The PhD defence will be digital, streamed directly using Zoom. The host of the session will moderate the technicalities while the chair of the defence will moderate the disputation.
Ex auditorio questions: the chair of the defence will invite the audience to ask questions ex auditorio at the end of the defence. If you would like to ask a question, click 'Raise hand' and wait to be unmuted.
Join the disputation
The webinar opens for participation just before the disputation starts, participants who join early will be put in a waiting room.
25th of November, time: 13:15 pm, Zoom.
Join the trial lecture
The webinar opens for participation just before the trial lecture starts, participants who join early will be put in a waiting room.
Main research findings
This work explores the theoretical and practical ways of applying the successful class of artificial intelligence methods called 'neural networks' to the classical and important mathematical problem of filtering.
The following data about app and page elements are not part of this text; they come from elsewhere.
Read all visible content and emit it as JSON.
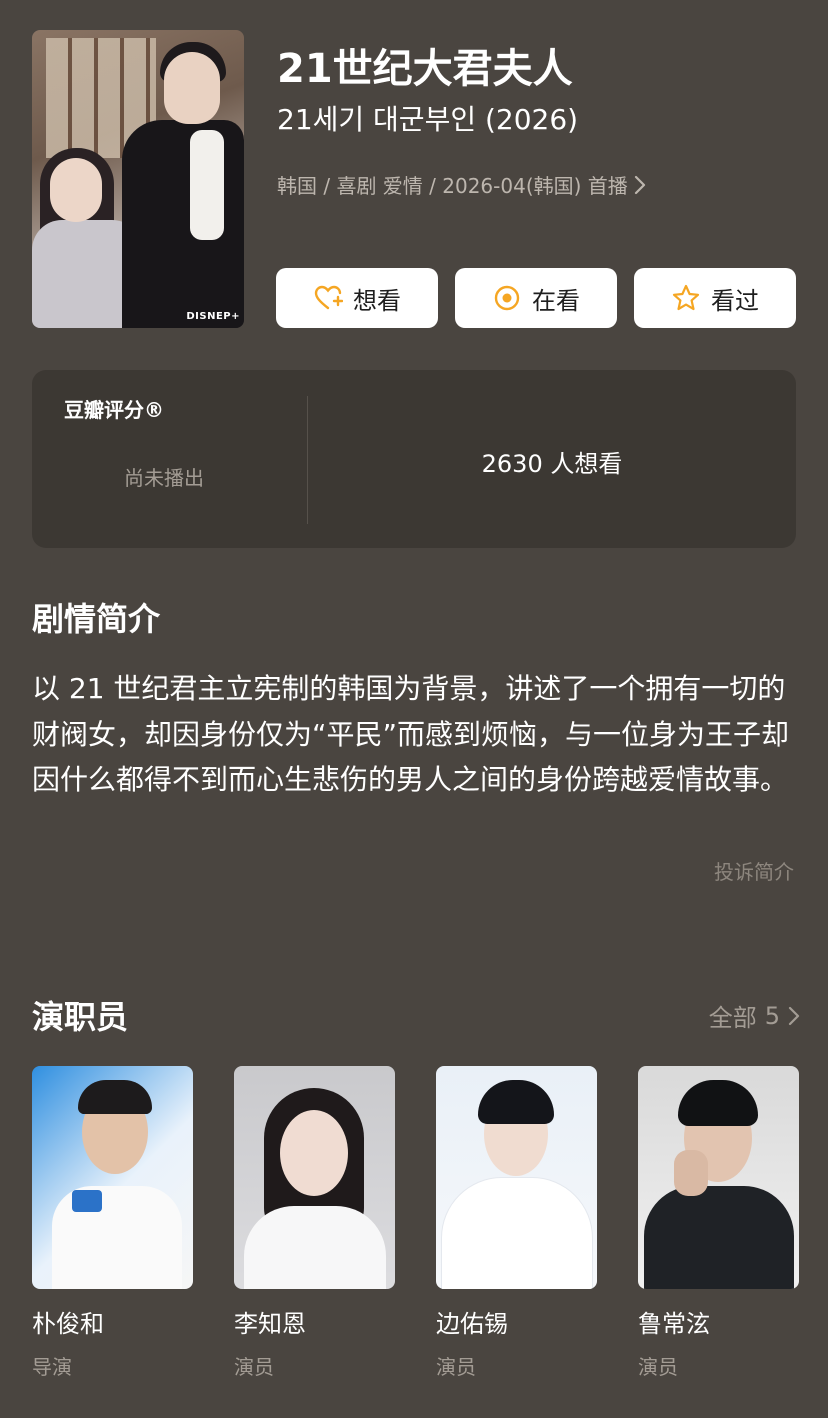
{
  "header": {
    "title": "21世纪大君夫人",
    "original_title": "21세기 대군부인 (2026)",
    "meta": "韩国 / 喜剧 爱情 / 2026-04(韩国) 首播",
    "poster_brand": "DISNEP+"
  },
  "actions": [
    {
      "label": "想看",
      "icon": "heart-plus-icon"
    },
    {
      "label": "在看",
      "icon": "target-icon"
    },
    {
      "label": "看过",
      "icon": "star-icon"
    }
  ],
  "rating": {
    "label": "豆瓣评分®",
    "status": "尚未播出",
    "want_count": "2630 人想看"
  },
  "synopsis": {
    "title": "剧情简介",
    "text": "以 21 世纪君主立宪制的韩国为背景，讲述了一个拥有一切的财阀女，却因身份仅为“平民”而感到烦恼，与一位身为王子却因什么都得不到而心生悲伤的男人之间的身份跨越爱情故事。",
    "report": "投诉简介"
  },
  "cast": {
    "title": "演职员",
    "all_label": "全部",
    "count": "5",
    "members": [
      {
        "name": "朴俊和",
        "role": "导演"
      },
      {
        "name": "李知恩",
        "role": "演员"
      },
      {
        "name": "边佑锡",
        "role": "演员"
      },
      {
        "name": "鲁常泫",
        "role": "演员"
      }
    ]
  },
  "colors": {
    "background": "#4a4540",
    "card": "#3c3833",
    "accent": "#f5a623"
  }
}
Filtering is concerned with the question of how to extract an unknown signal from incomplete or corrupted observations and is important in applications, such as signal processing, engineering, and science.
Current state-of-the art methods to solve filtering problems have limitations, as the associated assumptions about the underlying signal are often not fulfilled in practice or additional methodologies are needed to handle problems with a large number of variables.
The work presented in this PhD thesis resulted in a working deep learning algorithm for the filtering problem and documents all stages of development. The theoretical feasibility of our algorithm is studied and justified by rigorous mathematical arguments. The method is implemented in computer code and validated using challenging filtering problems. Notably, our new method has been designed so that it is able to deal with incoming signals 'on the fly'. Moreover, contrary to many classical methods, ours avoids explicitly 'tiling' space. Therefore, it may potentially be developed into an alternative for the computation of real-world problems with a large number of variables.
- Associate Professor Samuel N. Cohen, University of Oxford
- Professor Josef Teichmann, ETH Zurich
- Associate Professor Håkon Hoel, University of Oslo
- Professor Salvador Ortiz-Latorre, University of Oslo
- Professor Dan O. Crisan, Imperial College London
Chair of defence
Head of Department Geir Dahl
Host of the session
Associate Professor Håkon Hoel